My daughter definitely has her own style. Sometimes I look at her, and she’s wearing really skinny jeans and a blazer and she has a punk headband on, and I'm like, ‘Perfect!’ I stay out of it, she loves buying her own stuff. Last night we went to the Justin Bieber concert and she was very conscious of her outfit.
ABOVE: Gwyneth is the face of Hugo Boss perfume Nuit Pour Femme
You've had some sensational red carpet gowns over the years. Which are your favourites?
My two favourites are the white Tom Ford I wore to the Oscars last year and the Prada dress I wore to the Venice Film Festival (in 2011), which I thought was amazing. But I also really love my pink Oscar dress – I recently found that and was happy that I came across it. I would wear it now, it’s nice to have it.
Talk us through your beauty routine...

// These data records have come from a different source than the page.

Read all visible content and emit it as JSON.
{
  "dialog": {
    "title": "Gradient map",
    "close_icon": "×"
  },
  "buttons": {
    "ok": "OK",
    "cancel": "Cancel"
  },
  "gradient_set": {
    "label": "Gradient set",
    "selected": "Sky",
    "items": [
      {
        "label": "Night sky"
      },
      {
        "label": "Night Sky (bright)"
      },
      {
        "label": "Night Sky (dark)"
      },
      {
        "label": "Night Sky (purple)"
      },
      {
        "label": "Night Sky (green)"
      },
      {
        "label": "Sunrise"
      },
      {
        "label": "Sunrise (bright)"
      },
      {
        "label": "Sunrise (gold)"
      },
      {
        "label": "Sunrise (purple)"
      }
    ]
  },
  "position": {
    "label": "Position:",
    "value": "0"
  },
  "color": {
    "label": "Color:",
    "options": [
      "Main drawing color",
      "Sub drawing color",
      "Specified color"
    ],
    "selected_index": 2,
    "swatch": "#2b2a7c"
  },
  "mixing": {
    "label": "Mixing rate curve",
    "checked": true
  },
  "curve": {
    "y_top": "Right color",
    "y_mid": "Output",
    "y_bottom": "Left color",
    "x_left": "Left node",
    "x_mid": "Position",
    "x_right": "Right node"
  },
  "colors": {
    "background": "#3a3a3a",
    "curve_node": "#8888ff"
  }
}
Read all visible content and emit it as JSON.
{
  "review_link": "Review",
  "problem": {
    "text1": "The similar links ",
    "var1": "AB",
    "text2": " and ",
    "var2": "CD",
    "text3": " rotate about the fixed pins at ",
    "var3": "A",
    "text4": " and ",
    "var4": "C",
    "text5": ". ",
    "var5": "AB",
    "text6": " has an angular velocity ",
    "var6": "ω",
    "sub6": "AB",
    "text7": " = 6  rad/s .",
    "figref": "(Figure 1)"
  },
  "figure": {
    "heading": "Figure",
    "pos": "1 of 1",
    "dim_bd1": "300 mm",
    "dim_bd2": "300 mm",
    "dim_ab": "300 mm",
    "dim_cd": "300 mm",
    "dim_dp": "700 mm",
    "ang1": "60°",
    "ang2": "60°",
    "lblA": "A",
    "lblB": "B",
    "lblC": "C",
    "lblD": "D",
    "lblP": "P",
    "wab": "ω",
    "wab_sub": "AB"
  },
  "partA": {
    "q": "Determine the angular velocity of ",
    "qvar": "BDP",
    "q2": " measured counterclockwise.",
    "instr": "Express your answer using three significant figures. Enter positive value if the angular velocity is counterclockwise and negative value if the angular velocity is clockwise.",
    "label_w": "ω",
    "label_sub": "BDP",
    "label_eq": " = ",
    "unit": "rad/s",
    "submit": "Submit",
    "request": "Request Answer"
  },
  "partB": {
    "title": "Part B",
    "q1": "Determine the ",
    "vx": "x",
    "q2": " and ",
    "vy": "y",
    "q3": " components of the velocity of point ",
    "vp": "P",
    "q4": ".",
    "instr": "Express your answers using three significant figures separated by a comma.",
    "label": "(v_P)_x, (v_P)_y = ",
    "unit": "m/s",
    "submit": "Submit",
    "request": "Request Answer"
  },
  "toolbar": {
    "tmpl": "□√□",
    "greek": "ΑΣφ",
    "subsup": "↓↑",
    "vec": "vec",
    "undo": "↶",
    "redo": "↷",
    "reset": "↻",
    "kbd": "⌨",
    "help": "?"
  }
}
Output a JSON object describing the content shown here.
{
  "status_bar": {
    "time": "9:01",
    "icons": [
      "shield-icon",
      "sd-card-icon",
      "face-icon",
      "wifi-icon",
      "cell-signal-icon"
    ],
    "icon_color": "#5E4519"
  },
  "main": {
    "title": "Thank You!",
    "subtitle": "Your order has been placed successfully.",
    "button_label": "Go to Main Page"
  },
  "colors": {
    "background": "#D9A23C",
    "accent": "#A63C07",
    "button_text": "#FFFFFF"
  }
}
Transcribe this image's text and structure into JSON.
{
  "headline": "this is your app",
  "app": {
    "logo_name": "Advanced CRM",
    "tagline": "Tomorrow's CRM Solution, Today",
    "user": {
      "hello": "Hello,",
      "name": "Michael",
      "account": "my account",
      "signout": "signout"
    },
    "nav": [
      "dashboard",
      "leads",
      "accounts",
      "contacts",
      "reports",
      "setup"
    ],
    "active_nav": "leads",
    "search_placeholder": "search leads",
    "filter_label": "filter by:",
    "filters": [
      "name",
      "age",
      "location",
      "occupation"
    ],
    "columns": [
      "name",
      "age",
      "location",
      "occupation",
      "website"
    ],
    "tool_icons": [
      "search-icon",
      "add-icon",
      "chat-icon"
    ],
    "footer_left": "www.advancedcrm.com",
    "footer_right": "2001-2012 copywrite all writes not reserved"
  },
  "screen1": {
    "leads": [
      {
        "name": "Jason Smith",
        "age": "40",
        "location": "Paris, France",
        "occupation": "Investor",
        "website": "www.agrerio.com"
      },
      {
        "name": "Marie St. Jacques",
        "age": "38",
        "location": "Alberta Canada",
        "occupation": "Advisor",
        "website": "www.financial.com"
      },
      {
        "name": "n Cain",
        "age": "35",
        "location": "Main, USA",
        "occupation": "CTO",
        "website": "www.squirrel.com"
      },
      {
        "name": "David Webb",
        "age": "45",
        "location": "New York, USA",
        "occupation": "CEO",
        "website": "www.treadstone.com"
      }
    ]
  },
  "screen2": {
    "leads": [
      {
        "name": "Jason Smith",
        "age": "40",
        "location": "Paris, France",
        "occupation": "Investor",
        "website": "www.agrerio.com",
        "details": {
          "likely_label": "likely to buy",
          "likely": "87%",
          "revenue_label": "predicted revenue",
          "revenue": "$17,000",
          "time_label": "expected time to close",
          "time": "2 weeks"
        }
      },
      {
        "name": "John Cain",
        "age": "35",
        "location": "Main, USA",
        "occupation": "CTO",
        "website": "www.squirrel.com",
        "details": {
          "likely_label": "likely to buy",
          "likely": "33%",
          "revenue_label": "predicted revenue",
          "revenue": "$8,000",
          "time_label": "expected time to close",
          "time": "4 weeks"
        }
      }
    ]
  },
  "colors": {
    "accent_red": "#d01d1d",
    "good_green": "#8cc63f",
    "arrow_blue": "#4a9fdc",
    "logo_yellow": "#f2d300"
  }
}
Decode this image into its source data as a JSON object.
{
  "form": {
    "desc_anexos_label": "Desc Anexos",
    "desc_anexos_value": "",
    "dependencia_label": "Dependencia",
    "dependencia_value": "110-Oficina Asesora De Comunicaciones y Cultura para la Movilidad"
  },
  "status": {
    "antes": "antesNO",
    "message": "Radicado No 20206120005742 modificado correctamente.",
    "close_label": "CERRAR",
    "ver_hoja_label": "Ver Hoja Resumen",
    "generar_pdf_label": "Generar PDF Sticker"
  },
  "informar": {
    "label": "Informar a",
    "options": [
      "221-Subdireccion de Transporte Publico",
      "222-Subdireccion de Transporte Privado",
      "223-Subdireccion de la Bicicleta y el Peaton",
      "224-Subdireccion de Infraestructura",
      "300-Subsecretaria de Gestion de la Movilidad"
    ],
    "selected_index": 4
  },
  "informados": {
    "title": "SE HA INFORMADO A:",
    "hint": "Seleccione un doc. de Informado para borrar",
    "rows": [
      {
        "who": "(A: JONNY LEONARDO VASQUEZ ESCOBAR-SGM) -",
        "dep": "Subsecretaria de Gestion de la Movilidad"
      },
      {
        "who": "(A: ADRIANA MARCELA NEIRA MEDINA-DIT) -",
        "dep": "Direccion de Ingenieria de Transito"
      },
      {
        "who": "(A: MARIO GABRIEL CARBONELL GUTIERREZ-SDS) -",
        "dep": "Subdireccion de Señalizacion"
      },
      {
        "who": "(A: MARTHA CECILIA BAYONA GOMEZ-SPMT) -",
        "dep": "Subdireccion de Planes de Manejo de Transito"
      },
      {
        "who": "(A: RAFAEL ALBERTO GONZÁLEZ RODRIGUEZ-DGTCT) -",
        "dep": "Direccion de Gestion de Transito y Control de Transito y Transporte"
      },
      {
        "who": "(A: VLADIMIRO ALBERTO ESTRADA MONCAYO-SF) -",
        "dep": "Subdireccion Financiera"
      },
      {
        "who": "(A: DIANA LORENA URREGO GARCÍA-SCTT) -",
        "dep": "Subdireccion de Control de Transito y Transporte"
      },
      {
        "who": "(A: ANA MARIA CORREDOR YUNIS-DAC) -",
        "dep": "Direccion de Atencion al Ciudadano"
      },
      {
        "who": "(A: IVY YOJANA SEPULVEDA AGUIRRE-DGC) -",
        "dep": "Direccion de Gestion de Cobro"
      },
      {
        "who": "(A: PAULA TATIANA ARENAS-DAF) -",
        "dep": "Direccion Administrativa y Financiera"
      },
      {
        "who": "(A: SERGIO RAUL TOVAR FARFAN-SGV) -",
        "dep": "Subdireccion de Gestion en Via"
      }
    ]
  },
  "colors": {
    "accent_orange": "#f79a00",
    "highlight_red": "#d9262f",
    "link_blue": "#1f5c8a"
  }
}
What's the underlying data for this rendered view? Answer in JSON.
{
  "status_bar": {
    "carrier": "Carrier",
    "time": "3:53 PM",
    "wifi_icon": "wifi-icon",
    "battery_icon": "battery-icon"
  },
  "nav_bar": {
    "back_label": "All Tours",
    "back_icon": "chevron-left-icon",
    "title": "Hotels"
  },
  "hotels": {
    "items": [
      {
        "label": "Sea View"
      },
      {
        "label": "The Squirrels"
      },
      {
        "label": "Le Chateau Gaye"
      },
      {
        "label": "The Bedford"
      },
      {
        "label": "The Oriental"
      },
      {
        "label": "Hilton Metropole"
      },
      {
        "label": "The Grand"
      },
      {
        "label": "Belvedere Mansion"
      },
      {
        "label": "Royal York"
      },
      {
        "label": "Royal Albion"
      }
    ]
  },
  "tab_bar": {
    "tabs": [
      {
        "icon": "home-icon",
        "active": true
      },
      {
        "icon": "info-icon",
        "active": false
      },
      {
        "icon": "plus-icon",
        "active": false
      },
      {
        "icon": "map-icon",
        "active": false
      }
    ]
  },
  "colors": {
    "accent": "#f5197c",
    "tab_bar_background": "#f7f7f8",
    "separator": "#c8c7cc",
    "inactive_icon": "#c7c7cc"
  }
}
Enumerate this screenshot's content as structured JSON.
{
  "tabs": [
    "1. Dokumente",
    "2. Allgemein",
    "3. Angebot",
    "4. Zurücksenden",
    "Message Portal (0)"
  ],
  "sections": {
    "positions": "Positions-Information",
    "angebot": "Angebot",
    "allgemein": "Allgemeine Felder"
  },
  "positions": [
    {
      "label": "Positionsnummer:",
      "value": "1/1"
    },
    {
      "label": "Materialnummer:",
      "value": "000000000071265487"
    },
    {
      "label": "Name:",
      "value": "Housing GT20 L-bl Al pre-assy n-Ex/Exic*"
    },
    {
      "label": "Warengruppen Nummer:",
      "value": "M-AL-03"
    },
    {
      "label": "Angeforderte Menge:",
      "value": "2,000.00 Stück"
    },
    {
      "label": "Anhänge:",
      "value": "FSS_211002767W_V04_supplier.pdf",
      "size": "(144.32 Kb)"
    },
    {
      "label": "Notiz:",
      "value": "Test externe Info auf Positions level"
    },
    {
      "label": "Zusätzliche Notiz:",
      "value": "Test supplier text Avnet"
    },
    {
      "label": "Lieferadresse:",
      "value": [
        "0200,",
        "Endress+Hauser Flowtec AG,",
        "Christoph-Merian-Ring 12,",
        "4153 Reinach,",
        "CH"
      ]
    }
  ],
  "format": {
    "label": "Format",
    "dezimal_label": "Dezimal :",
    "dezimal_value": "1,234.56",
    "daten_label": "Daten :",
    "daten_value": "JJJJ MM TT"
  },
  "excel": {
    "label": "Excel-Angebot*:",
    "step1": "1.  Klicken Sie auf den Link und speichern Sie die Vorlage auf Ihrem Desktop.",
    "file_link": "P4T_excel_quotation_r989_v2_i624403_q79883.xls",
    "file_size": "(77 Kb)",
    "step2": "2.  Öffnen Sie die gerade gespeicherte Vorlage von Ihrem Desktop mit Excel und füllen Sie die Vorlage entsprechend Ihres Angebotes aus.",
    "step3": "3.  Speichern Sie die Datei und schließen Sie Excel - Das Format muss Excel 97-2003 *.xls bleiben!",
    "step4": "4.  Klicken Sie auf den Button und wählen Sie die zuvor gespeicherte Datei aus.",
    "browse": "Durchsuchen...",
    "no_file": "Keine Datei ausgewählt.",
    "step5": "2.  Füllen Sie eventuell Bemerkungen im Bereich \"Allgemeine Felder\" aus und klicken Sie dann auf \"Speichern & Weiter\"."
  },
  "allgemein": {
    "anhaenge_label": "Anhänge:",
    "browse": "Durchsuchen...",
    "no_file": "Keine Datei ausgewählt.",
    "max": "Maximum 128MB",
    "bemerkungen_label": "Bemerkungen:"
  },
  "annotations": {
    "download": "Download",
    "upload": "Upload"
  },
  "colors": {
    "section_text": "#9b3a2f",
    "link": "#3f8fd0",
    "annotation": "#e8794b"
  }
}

I think it starts with exercise and sleep and not eating really processed foods. I try to eat raw. My actual beauty routine is pretty simple, I try and have a facial once in a while. I’m not a huge products girl. I have so much going on with work and kids, I just use moisturiser basically. I’m not great with putting on make-up, as well. I tend to look like a wreck half the time.
My golden time is after I drop the kids off at school. I’m usually working on my website (lifestyle site Goop) and checking emails but I try to do something at least once a week – like a facial or a visit to the osteopath – something to bring myself back into my body.
When I turned 40 in September I thought, 'I have to really make sure I have time to myself,' because it’s very overwhelming to be taking care of so many people. I think part of a beauty routine is how you feel and checking in with your inner self, and so I made that commitment to myself to do that.
Gwyneth Paltrow is the face of Hugo Boss Nuit Pour Femme
Words: Anna Brech, Photos: Rex Features/Hugo Boss